- Given data -
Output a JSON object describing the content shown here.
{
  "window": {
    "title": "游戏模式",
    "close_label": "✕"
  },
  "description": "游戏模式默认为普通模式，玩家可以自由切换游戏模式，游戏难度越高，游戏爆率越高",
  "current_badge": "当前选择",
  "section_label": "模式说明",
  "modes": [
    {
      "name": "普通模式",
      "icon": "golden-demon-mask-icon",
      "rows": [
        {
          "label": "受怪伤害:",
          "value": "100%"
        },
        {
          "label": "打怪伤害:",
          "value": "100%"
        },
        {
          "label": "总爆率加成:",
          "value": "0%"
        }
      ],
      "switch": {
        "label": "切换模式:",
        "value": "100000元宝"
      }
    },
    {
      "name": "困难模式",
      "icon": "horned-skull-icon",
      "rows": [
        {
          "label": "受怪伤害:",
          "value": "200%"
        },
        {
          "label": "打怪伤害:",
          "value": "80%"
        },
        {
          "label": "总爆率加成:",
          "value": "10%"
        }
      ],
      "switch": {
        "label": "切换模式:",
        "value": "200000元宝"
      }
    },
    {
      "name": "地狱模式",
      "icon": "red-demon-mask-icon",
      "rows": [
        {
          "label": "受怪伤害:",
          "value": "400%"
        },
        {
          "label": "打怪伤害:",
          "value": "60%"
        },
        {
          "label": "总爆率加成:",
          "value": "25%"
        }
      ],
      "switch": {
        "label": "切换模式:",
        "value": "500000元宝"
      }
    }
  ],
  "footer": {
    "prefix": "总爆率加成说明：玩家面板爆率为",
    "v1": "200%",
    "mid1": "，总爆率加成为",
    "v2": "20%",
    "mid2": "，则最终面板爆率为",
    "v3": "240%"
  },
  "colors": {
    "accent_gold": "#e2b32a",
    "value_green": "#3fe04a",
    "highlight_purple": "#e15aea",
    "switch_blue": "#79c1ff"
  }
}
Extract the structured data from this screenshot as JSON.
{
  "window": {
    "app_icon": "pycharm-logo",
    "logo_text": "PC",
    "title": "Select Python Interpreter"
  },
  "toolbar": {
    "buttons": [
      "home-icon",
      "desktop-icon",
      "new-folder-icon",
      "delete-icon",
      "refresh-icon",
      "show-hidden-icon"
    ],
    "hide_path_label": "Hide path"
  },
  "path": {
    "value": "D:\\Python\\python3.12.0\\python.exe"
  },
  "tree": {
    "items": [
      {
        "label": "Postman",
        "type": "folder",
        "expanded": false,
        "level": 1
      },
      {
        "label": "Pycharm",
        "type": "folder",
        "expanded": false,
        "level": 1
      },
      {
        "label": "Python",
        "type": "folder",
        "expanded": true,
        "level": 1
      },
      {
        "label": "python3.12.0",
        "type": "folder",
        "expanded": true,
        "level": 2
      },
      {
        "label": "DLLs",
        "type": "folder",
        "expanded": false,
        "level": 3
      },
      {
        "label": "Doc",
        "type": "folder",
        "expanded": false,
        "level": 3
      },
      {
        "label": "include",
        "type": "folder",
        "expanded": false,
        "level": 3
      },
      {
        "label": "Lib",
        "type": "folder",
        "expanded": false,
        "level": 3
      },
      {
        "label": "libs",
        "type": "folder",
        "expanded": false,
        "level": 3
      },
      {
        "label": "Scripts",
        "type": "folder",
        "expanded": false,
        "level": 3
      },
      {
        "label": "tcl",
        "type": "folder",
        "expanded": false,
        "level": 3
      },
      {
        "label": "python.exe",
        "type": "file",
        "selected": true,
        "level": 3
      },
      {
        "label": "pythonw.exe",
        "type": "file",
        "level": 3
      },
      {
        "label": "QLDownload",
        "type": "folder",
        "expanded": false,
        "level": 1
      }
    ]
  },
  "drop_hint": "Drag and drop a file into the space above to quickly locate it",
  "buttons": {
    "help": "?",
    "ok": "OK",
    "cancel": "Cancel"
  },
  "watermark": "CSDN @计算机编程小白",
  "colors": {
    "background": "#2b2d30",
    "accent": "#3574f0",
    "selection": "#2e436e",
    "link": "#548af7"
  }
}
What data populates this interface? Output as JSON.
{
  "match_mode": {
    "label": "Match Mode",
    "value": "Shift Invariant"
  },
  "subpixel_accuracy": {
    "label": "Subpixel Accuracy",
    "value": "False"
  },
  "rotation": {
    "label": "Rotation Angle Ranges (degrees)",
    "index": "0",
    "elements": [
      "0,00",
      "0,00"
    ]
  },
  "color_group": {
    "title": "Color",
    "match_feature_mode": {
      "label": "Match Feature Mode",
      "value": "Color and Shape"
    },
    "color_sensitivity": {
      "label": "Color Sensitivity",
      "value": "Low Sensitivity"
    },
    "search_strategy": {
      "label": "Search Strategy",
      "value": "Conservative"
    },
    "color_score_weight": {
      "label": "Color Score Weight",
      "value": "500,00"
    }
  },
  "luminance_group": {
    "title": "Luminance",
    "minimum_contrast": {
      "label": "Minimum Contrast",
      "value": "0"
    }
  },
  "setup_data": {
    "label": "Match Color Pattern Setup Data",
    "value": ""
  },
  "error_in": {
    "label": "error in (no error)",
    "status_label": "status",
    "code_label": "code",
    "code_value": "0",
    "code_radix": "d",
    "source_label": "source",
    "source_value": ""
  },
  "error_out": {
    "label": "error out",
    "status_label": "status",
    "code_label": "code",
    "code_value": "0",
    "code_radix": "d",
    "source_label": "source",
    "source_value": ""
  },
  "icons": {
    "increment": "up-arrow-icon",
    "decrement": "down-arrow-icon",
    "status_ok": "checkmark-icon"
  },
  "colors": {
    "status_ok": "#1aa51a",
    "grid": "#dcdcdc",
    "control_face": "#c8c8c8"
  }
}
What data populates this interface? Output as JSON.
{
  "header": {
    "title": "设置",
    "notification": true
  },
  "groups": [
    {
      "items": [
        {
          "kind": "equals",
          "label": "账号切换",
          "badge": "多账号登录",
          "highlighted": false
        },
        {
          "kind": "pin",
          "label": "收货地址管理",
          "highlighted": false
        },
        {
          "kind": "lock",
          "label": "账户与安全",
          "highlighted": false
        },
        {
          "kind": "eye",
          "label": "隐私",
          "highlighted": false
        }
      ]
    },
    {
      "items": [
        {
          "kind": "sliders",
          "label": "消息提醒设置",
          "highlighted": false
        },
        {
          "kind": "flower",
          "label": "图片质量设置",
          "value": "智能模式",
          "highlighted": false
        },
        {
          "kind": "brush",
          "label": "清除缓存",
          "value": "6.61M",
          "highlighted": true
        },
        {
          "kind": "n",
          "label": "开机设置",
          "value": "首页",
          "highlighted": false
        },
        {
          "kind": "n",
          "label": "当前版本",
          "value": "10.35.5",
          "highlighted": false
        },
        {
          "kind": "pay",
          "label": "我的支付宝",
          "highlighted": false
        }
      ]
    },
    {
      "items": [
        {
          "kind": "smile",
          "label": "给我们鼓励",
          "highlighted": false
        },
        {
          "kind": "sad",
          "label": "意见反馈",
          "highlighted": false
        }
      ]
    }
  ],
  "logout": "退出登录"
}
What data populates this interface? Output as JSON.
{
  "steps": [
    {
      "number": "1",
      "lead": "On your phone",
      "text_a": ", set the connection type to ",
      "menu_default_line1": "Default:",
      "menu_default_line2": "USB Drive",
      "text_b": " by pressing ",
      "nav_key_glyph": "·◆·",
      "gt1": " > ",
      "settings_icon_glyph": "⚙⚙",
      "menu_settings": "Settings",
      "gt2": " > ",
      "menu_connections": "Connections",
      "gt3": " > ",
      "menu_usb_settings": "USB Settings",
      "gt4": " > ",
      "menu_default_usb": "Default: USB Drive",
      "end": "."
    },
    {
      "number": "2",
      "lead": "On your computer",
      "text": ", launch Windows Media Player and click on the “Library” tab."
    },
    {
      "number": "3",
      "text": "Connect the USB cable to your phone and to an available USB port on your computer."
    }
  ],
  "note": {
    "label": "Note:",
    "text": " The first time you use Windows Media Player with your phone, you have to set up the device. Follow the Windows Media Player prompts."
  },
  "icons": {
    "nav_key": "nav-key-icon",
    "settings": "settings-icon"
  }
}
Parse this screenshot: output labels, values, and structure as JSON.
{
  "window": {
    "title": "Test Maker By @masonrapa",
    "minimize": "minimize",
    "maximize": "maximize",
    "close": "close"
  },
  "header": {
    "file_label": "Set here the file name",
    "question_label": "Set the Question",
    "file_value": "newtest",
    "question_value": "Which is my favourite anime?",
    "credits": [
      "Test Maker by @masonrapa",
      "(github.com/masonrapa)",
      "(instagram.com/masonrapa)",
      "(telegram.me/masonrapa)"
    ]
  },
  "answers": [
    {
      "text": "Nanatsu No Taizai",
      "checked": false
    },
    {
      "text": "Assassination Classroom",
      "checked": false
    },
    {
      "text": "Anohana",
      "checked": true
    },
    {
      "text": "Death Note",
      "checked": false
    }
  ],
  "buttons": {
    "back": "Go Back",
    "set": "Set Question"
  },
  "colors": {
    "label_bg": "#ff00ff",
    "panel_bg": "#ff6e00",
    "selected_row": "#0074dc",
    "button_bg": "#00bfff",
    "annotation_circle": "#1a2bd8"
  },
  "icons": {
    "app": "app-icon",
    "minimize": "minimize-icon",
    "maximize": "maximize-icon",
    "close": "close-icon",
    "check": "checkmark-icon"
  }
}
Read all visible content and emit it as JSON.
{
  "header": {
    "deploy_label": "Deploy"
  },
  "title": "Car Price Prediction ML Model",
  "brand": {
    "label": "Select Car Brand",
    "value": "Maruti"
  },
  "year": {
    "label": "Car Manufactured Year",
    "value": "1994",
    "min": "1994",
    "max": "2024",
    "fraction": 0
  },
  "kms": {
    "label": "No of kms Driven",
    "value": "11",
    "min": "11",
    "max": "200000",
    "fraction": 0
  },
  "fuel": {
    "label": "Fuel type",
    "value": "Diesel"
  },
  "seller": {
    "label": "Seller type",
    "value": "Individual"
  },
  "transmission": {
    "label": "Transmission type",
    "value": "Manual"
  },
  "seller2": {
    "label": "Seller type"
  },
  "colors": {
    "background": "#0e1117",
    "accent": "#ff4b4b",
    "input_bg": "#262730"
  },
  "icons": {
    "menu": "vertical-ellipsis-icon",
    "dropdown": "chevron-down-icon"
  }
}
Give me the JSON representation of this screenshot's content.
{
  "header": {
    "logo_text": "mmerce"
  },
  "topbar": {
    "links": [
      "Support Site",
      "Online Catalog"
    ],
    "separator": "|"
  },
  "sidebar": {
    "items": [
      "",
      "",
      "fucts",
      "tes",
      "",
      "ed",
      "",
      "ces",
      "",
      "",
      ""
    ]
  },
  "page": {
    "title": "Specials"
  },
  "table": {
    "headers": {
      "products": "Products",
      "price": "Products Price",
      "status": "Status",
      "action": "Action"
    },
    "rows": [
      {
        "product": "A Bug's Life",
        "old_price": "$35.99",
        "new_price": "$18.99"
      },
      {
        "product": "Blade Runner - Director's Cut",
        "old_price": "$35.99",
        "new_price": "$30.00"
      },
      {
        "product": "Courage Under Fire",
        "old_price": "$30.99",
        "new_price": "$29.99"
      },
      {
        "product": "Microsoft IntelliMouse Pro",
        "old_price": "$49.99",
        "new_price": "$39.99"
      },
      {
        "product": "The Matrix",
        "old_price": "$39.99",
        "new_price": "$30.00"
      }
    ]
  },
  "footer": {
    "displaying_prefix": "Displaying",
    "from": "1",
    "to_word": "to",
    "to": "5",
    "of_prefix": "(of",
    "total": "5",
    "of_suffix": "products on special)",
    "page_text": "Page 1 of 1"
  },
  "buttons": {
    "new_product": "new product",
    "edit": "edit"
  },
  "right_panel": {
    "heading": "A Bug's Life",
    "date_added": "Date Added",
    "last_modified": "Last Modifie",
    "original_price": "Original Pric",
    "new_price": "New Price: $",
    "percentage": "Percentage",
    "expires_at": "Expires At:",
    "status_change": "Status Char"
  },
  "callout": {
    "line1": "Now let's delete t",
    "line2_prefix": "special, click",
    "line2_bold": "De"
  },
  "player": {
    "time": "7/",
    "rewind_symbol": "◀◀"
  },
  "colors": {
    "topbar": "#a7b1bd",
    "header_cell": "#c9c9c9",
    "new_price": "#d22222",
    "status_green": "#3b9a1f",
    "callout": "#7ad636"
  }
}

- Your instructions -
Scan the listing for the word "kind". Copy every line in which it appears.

- Result for this task -
          "kind": "equals",
          "kind": "pin",
          "kind": "lock",
          "kind": "eye",
          "kind": "sliders",
          "kind": "flower",
          "kind": "brush",
          "kind": "n",
          "kind": "n",
          "kind": "pay",
          "kind": "smile",
          "kind": "sad",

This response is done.